Pastor Mark Driscoll shares some great study resources in this final installment of his blog series, which provides a guided tour of topics like Bible translations, how to interpret the Bible, and misconceptions about the Bible.
Ecclesiastes 12:12 says, “Of making many books there is no end, and much study is weariness of the flesh.” This doesn’t mean, “Don’t study!” After all, the author of Ecclesiastes himself wrote a book. But the verse does provide a caution about getting carried away with studying at the expense of other areas of life. Still, it’s a fitting verse because there are so many great resources available to us.
Today we have numerous powerful tools that make studying the Bible easier than ever before.Tweet
Commentaries and theological books should never replace the Bible in our personal lives and studies, but they can be very helpful as additional resources to guide and enrich our learning. It would be impossible to list them all, so here is a sampling of helpful resources to guide you along in your Bible studies.
The American Bible Society recently reported that 41 percent of Americans read the Bible digitally. With the tremendous surge in web-based Bible use, it’s no surprise that a wealth of online study tools exist as well. For example:
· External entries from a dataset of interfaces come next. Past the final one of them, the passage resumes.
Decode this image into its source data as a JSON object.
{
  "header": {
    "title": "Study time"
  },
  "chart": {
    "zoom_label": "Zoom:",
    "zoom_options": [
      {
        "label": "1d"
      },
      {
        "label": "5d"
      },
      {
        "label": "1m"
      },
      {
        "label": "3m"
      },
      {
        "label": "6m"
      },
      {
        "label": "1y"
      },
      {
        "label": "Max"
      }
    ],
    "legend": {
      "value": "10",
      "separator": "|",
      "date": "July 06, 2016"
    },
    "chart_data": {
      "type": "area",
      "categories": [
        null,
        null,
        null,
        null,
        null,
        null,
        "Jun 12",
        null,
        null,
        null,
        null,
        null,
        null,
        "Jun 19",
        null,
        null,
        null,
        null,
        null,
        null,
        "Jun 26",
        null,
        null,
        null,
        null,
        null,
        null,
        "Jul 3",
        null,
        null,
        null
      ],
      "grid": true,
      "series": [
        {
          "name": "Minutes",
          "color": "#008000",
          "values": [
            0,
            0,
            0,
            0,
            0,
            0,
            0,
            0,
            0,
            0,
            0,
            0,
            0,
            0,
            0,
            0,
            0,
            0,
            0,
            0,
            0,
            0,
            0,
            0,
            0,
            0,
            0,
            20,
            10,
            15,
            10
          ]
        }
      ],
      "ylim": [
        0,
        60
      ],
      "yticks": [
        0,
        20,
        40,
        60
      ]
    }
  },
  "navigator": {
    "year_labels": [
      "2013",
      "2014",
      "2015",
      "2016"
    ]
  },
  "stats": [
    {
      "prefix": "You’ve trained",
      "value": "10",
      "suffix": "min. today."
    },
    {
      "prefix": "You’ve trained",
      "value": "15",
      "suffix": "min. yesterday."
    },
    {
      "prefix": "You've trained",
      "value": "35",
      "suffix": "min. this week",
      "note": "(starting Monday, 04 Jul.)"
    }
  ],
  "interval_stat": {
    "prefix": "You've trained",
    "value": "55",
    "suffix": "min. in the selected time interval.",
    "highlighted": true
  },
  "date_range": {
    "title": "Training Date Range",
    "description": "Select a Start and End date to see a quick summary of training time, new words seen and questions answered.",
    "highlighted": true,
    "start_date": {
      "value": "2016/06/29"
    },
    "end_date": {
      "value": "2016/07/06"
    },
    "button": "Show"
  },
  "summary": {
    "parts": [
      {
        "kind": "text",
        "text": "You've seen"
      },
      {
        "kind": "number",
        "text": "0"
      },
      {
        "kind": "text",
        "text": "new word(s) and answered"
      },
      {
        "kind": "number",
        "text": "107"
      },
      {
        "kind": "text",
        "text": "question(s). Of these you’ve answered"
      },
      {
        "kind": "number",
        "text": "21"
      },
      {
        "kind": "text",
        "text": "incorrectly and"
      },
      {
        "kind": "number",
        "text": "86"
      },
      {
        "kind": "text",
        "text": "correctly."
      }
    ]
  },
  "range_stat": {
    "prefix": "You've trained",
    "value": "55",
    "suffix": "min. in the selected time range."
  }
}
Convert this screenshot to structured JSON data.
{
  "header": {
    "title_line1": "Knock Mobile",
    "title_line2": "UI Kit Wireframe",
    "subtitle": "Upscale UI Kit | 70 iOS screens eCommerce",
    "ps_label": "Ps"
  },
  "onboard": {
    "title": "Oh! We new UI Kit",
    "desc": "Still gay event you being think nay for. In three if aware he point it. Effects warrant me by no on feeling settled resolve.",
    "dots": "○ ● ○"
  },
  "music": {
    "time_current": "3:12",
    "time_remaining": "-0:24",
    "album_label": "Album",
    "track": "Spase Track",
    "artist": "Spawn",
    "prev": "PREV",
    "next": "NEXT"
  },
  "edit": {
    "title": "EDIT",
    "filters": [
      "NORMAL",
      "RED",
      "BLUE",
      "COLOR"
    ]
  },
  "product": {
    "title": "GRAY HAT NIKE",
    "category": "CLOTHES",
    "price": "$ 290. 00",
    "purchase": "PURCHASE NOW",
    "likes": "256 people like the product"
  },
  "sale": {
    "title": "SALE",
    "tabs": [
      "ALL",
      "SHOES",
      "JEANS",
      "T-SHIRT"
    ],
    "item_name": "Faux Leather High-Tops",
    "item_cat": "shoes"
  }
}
- Logos Bible Software (see our Logos giveaway)
- Accordance Bible Software for Mac
- ESV Bible Online
- Bible Gateway
- FaithLife Study Bible
There are many great Bible study resources for mobile device platforms:
- YouVersion (which recently passed 100 million downloads)
- Logos (iOS and Android) and Accordance (iOS only)
- There are also paid versions of Bible apps—far too many to list here. But as just two examples, you can get the ESV Study Bible and the Apologetics Study Bible, both on iOS, as stand-alone apps, typically for a fraction of the cost of the printed versions. Poke around the Google Play Store for Android devices and you’ll find you can get tools like this, too, sometimes as extra add-ons to software like Olive Tree Bible Reader.
Bible tools and software are great companions to your Bible study and devotional times, but you don’t necessarily want to throw out paper just yet. Printed study Bibles such as the ESV Study Bible are great for writing personal notes in the margins.
Books about the Bible and Bible translations
The Indestructible Book by Ken Connolly
The Word of God in English by Leland Ryken
Choosing a Bible by Leland Ryken
The Bible in Translation by Bruce Metzger
How We Got the Bible by John Sailhamer
A General Introduction to the Bible by Norman Geisler and William Nix
How to Choose a Translation for All Its Worth by Gordon D. Fee and Mark L. Strauss
How the Bible Came to Be, edited by J. Daniel Hays and J. Scott Duvall
Encyclopedia of Bible Difficulties by Gleason Archer
Hard Sayings of the Bible, edited by Walter Kaiser, Jt., Peter Davids, F.F. Bruce, and Manfred Brauch
When Critics Ask by Norman Geisler and Thomas Howe
Introduction to Biblical Interpretation by William Klein, Craig Blomberg, and Robert Hubbard, Jr.
Knowing Scripture by R.C. Sproul
Exegetical Fallacies by D.A. Carson
Scripture Twisting by James Sire
How to Read the Bible for All Its Worth by Gordon Fee and Douglas Stuart
Out of Context: How to Avoid Misinterpreting the Bible by Richard Schultz